For those of us who like to spice up the action with a wager, the fourth quarter of Monday night’s game was anything but garbage time. The pre-game spread was anywhere from Celtics -9 to Celtics -10.5. The Suns had lost each of their previous five games by at least 16 points; and, without the presence of Booker, appeared poised to continue the trend.

When there's money on the line, few things are more frustrating than watching NBA garbage time. The unwritten rule of basketball is that the team in the lead is to take their foot off the gas once the result of the game is no longer in doubt.

The Suns, having already demonstrated a concern for individual statistics, were as aggressive as possible during garbage time of Monday night's contest. Whereas the Celtics were looking to end the game as soon as possible.


The focus on padding individual statistics had a tremendous impact on the covering of Monday night's spread. I almost hopped on NBA.com and ordered Jackson's jersey when he pointlessly fouled Rozier, as I had Celtics -10.

After Rozier knocked down both free-throws; from -9 to -10.5, all spreads were covered, and everyone was happy. Unfortunately, Tyler Ulis cares more about his stats than the happiness of the gambling community.

Ulis hit the three-pointer, cutting the lead to eight, and completely changed the result of the game, gambling-wise. The former second rounder did play an excellent game overall; controlling the flow of the game well and putting up 19 points and 8 assists.

The 5'10" point guard has a history of stepping up against the Celtics. In a separate matchup from last March, he capped off a wild sequence that ended in a shocking upset victory for the Suns.
Ulis seems to have a vendetta against Celtics fans. This time, at least, his last-minute three only affected the result of the game for the gamblers of the world.


Both photos by Barry Gossage/Barrygossagephoto.com
Follow Jeremy on Twitter @jeremyoconnor

Jeremy O'Connor 3/27/2018 08:08:00 PM Edit
_________________________________________________________________________
« Prev Post Next Post »
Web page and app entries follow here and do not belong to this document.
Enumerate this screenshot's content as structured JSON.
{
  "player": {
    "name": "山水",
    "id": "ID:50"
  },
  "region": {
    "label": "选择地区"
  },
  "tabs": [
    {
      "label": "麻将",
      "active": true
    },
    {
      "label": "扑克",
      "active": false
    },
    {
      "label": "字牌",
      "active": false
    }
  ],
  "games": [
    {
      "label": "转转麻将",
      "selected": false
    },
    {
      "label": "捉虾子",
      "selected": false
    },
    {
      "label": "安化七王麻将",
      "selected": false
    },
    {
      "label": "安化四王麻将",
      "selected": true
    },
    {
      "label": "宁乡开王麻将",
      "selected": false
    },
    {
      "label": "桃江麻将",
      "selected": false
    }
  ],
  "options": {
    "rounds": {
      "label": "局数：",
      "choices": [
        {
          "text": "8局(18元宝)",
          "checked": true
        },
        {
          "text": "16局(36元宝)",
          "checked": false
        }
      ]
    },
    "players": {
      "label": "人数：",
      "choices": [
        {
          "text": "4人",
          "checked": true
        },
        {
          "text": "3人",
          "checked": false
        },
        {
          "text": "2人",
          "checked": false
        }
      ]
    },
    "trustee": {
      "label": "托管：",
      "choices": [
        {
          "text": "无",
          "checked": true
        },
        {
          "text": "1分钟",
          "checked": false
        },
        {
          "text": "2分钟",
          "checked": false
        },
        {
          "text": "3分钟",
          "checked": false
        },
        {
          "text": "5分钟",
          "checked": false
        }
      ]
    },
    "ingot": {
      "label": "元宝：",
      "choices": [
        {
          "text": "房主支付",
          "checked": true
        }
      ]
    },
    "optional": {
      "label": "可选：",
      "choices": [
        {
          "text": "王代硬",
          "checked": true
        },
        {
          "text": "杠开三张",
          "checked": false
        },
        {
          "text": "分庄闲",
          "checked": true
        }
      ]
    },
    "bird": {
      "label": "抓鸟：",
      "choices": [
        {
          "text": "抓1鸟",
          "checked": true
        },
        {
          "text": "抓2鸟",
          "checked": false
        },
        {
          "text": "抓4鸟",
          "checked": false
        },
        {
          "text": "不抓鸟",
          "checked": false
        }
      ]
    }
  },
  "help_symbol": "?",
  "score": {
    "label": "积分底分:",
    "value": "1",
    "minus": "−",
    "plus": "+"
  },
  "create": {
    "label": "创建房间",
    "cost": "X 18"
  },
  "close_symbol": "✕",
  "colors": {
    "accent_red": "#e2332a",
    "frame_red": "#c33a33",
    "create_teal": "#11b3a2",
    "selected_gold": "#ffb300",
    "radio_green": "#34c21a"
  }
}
Recent Posts
_______________________________________________________________________________________

comments powered by Disqus